As we do every year, we had planned to have a panel with high school students and tech industry executives but, with the students snowed-out, we just had the executives. We missed the student/adult interaction but Michael Covey from Google, Facebook’s Jennifer Hanley Facebook, Microsoft VP and XBox executive Dave McCarthy and Roblox VP Tami Bhaumik did an excellent job answering my questions.
Our Family Night event at the Seattle Housing Authority’s New Holly Gathering Hall went on as scheduled, with a good turnout of parents and children, despite inclement weather that included icy roads. This was the first time that ConnectSafely (or as far as we know any US national online safety organization) held an event primarily for low-income and immigrant families. Even before we knew about the snowstorm we were worried about getting a good turnout, but we did, thanks largely to the efforts the Seattle Council PTSA, which — along with National PTA, was instrumental in helping put on the event.
The evening program featured children’s book author Trudy Ludwig reading from her book, The Invisible Boy, which shows how small acts of kindness can help children feel included and allow them to flourish.

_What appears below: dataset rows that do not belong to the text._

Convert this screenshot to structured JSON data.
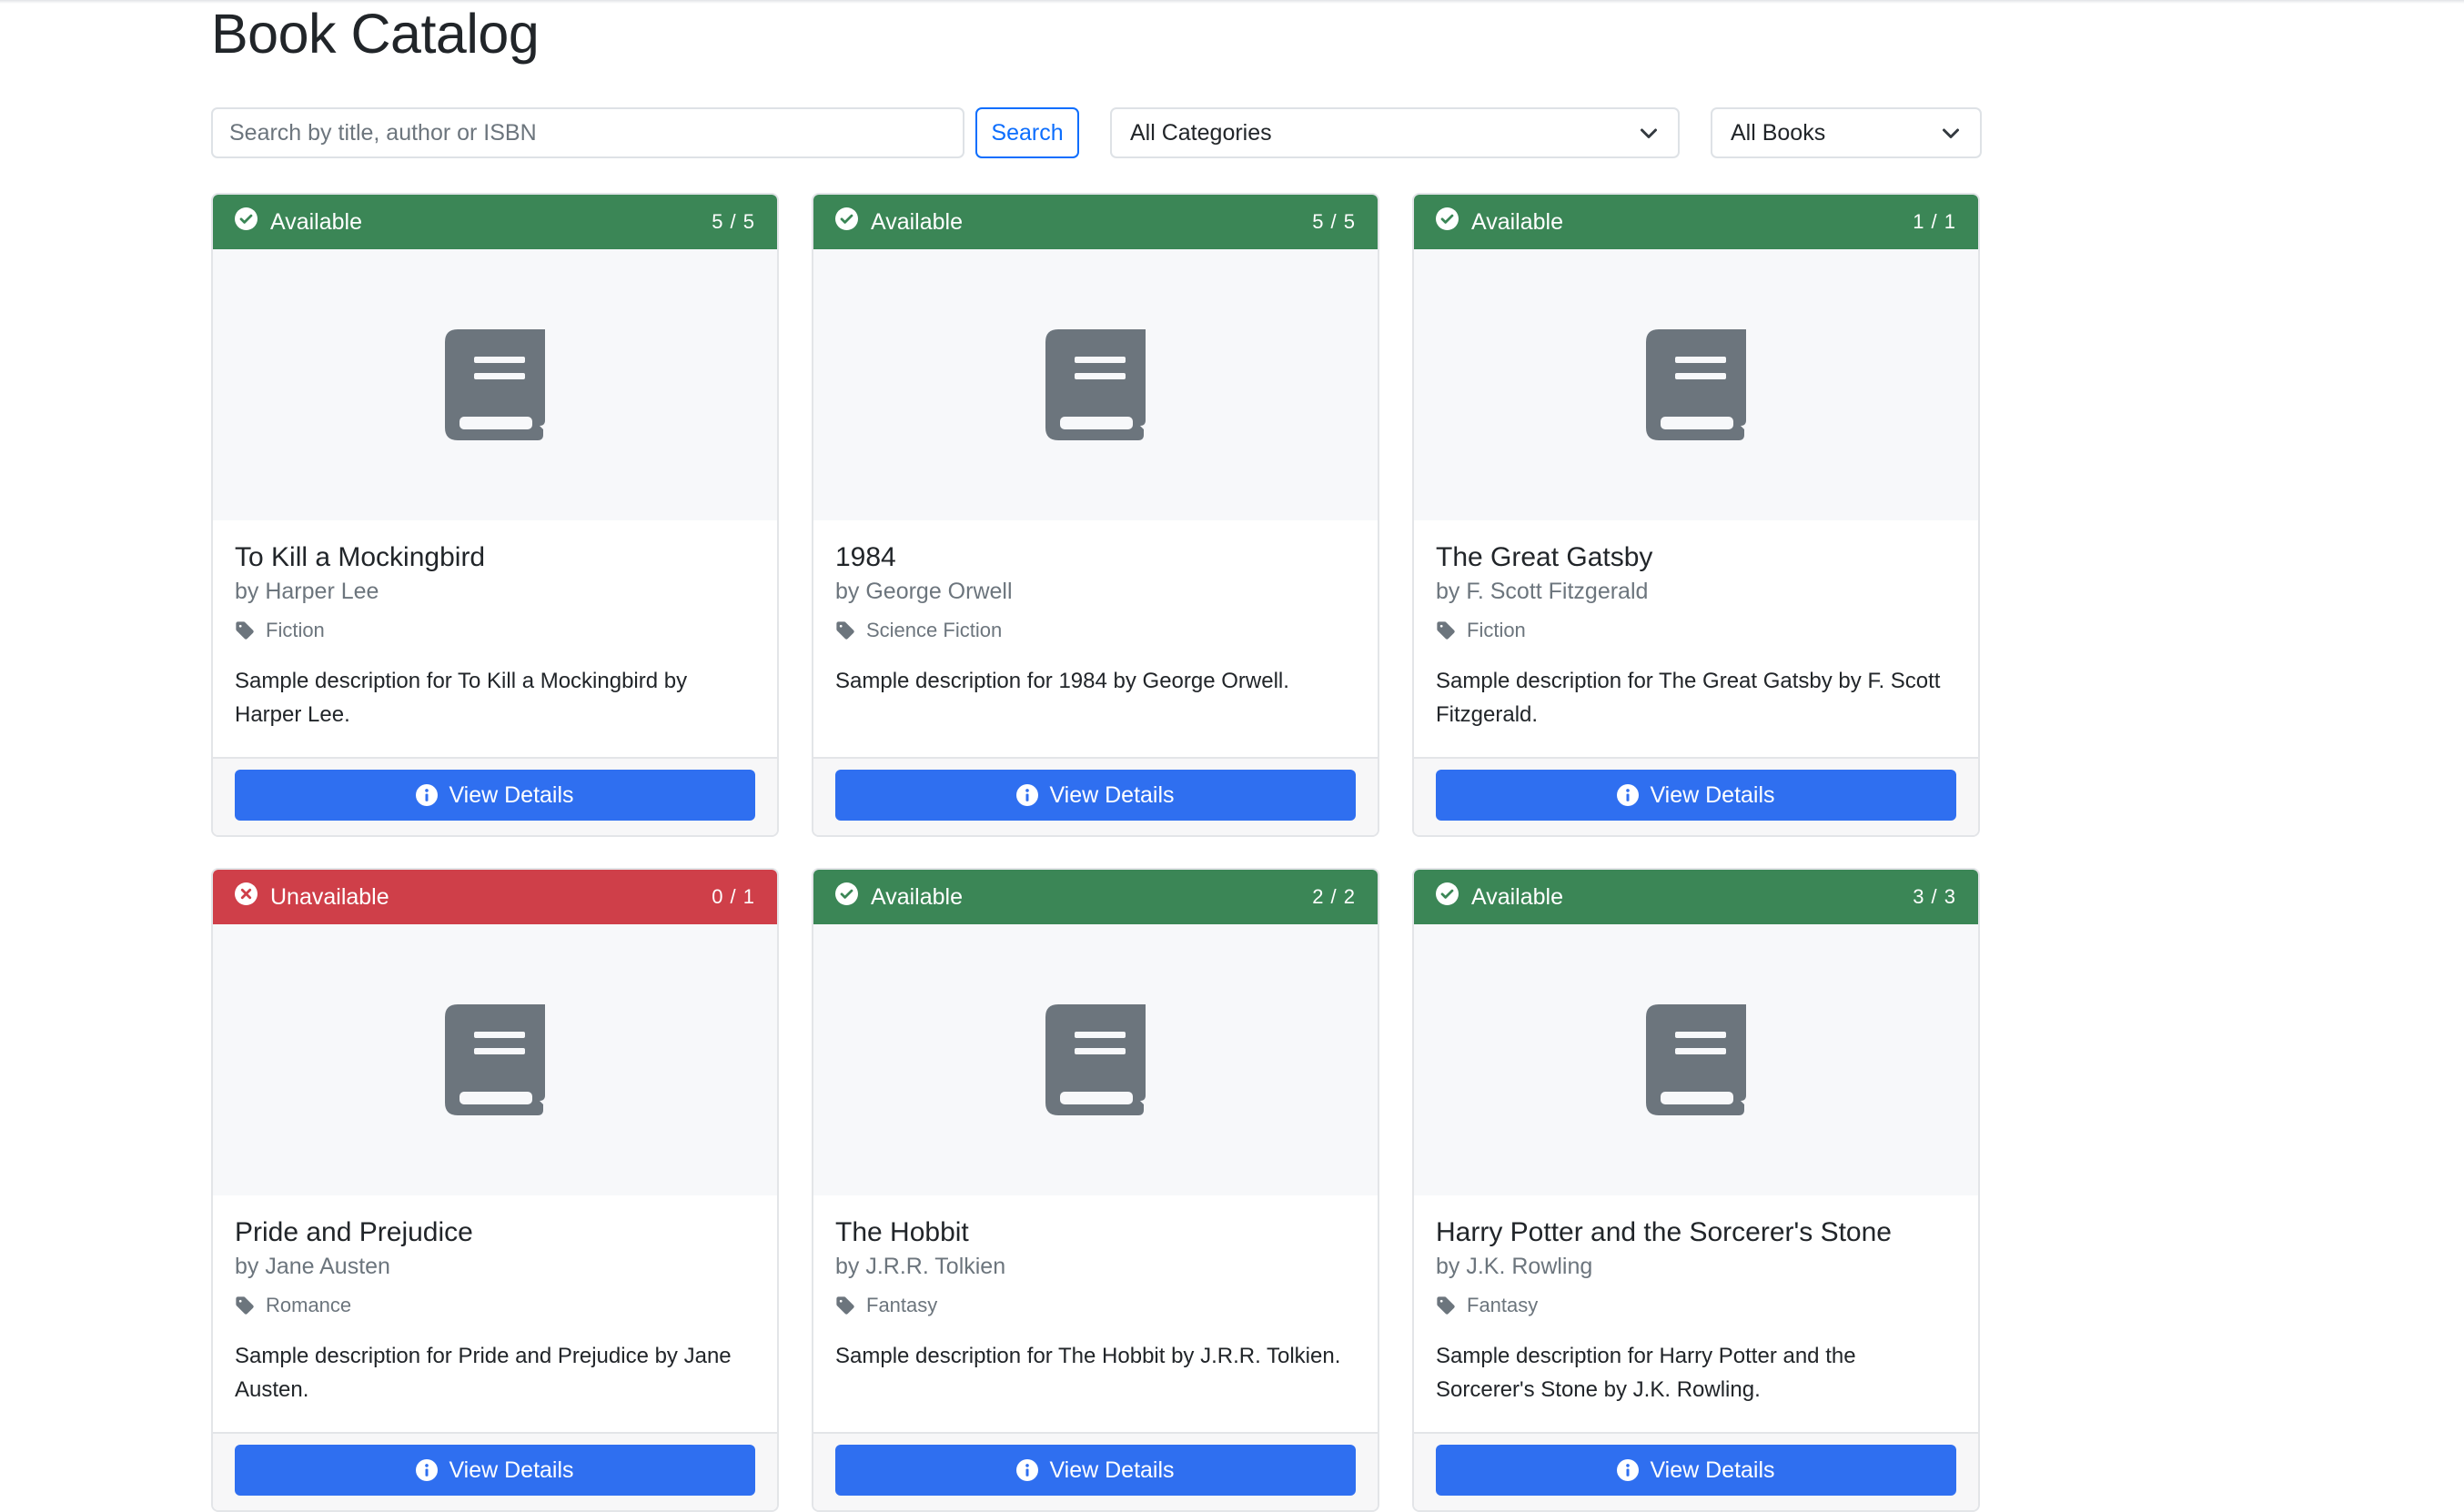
{
  "page": {
    "title": "Book Catalog"
  },
  "toolbar": {
    "search_placeholder": "Search by title, author or ISBN",
    "search_value": "",
    "search_button": "Search",
    "category_select": "All Categories",
    "availability_select": "All Books"
  },
  "colors": {
    "available": "#3b8656",
    "unavailable": "#cf3f49",
    "primary": "#2f6ff0"
  },
  "books": [
    {
      "status": "Available",
      "available": true,
      "count": "5 / 5",
      "title": "To Kill a Mockingbird",
      "author": "by Harper Lee",
      "category": "Fiction",
      "description": "Sample description for To Kill a Mockingbird by Harper Lee.",
      "button": "View Details"
    },
    {
      "status": "Available",
      "available": true,
      "count": "5 / 5",
      "title": "1984",
      "author": "by George Orwell",
      "category": "Science Fiction",
      "description": "Sample description for 1984 by George Orwell.",
      "button": "View Details"
    },
    {
      "status": "Available",
      "available": true,
      "count": "1 / 1",
      "title": "The Great Gatsby",
      "author": "by F. Scott Fitzgerald",
      "category": "Fiction",
      "description": "Sample description for The Great Gatsby by F. Scott Fitzgerald.",
      "button": "View Details"
    },
    {
      "status": "Unavailable",
      "available": false,
      "count": "0 / 1",
      "title": "Pride and Prejudice",
      "author": "by Jane Austen",
      "category": "Romance",
      "description": "Sample description for Pride and Prejudice by Jane Austen.",
      "button": "View Details"
    },
    {
      "status": "Available",
      "available": true,
      "count": "2 / 2",
      "title": "The Hobbit",
      "author": "by J.R.R. Tolkien",
      "category": "Fantasy",
      "description": "Sample description for The Hobbit by J.R.R. Tolkien.",
      "button": "View Details"
    },
    {
      "status": "Available",
      "available": true,
      "count": "3 / 3",
      "title": "Harry Potter and the Sorcerer's Stone",
      "author": "by J.K. Rowling",
      "category": "Fantasy",
      "description": "Sample description for Harry Potter and the Sorcerer's Stone by J.K. Rowling.",
      "button": "View Details"
    }
  ]
}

ConnectSafely’s K-12 Education Director, Kerry Gallagher, led the children in an interactive program in which they drew solutions to common internet safety scenarios faced by our youngest users of online services while National PTA board member Collin Robinson, Roblox VP Tami Bhaumik and I held a workshop for the parents. To conclude the evening, the children shared their drawings, and insightful ideas, from the interactive program with the adults in the room and were met with applause.

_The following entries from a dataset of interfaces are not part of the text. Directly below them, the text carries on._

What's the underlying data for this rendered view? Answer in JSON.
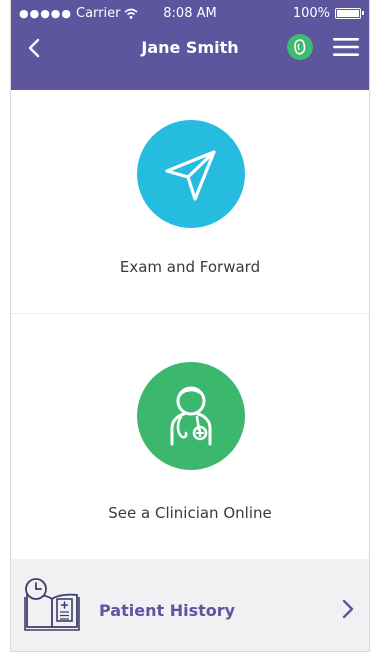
{
  "status_bar": {
    "carrier": "Carrier",
    "time": "8:08 AM",
    "battery": "100%"
  },
  "header": {
    "title": "Jane Smith"
  },
  "options": [
    {
      "label": "Exam and Forward",
      "icon": "send-icon",
      "color": "#25bce0"
    },
    {
      "label": "See a Clinician Online",
      "icon": "clinician-icon",
      "color": "#3bb76e"
    }
  ],
  "footer": {
    "label": "Patient History",
    "icon": "patient-history-icon"
  },
  "colors": {
    "primary": "#5d559e",
    "accent_blue": "#25bce0",
    "accent_green": "#3bb76e"
  }
}
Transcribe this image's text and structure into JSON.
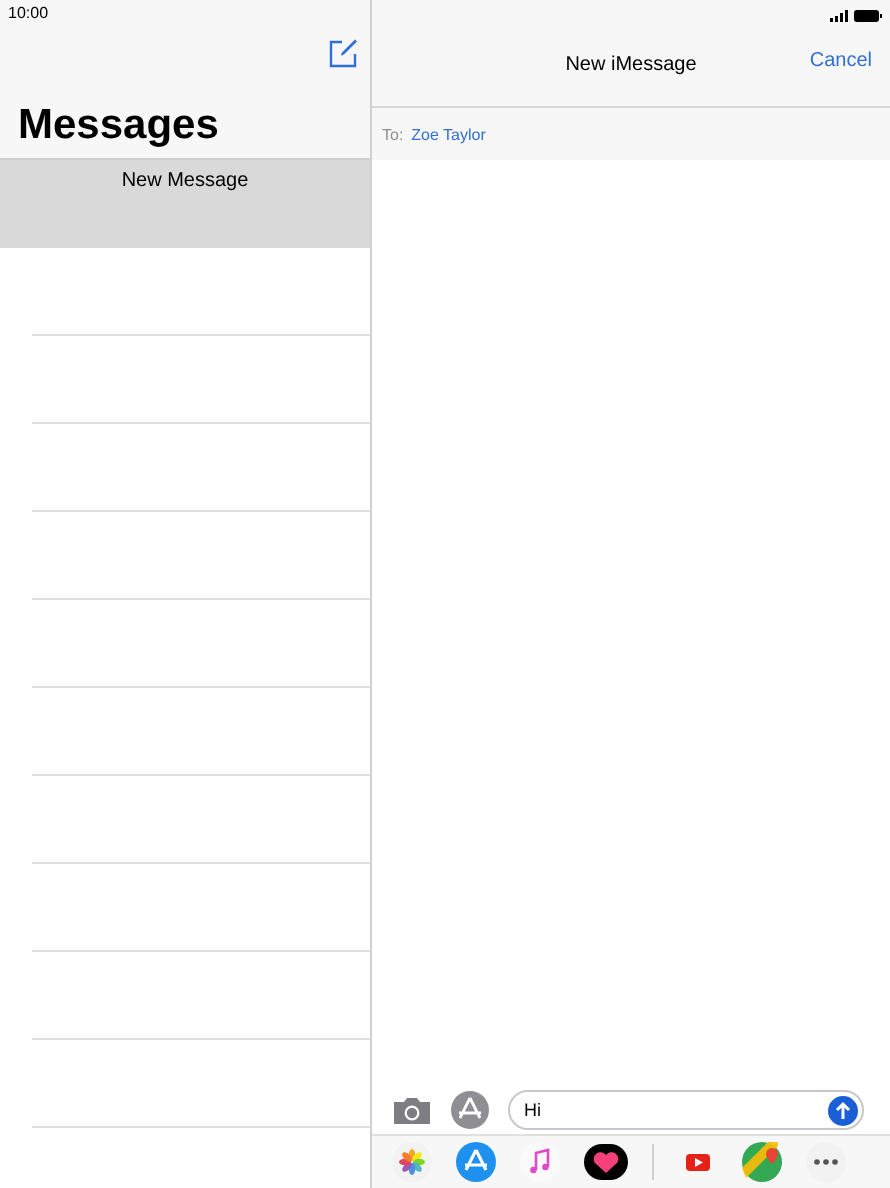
{
  "status_bar": {
    "time": "10:00"
  },
  "sidebar": {
    "title": "Messages",
    "conversations": [
      {
        "title": "New Message",
        "selected": true
      }
    ]
  },
  "compose": {
    "title": "New iMessage",
    "cancel": "Cancel",
    "to_label": "To:",
    "recipient": "Zoe Taylor",
    "message": {
      "value": "Hi"
    }
  }
}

Safer Internet Day 2019 was an event we will never forget. But, like the post office, we wouldn’t let snow, sleet or rain (we had all of that) keep us from carrying this important program. We missed having the high school and middle school students in attendance — they are the heart and soul of our program — but, as CEO of ConnectSafely, I am grateful that the entire ConnectSafely staff, our partners at Google, speakers, vendors and supporters pulled together to turn lemons into lemonade so the program could go on and be available to watch online live and in the future. Please tune-in to SaferInternetDay.us to watch the replay and the soon-to-be-posted highlights.
Finally, thanks to our sponsors and partners:Google, Microsoft, Symantec/Lifelock, Facebook, Comcast, Twitter, Trend Micro, Seattle Public Schools, National PTA, National Center for Missing & Exploited Children, Common Sense Media, Committee for Children, Internet Education Foundation, National Cyber Security Alliance, Family Online Safety Institute and the U.S. Department of Homeland Security.
Other U.S. events
Working with ConnectSafely, My Digital Tat2 and Keys Middle School hosted a SID event in Palo Alto, California that included a student led discussions with parents around current apps and platforms. The students engaged in demonstrations and shared personal experiences. Following the group discussion MDT2 and Keys screened the movie Like, a documentary on the impact of social media. There were 155 students, parents and community members in attendance. Our partner, National PTA, sponsored 25 events at schools across the country and there were many other events sponsored by companies and organizations throughout the U.S., including an event in San Antonio, Texas sponsored by Google.
The U.S. is one of over 150 countries recognizing Safer Internet Day plus there are 90 organization and company supporters around the world which raised awareness. The Better Internet for Kids site pointed out that “Much activity of the day played out through social media while the “#SID2019, #SaferInternetDay and #SaferInternetDay2019 hashtags trended worldwide several times during the day lighting up the social media sphere as the day unfolded.”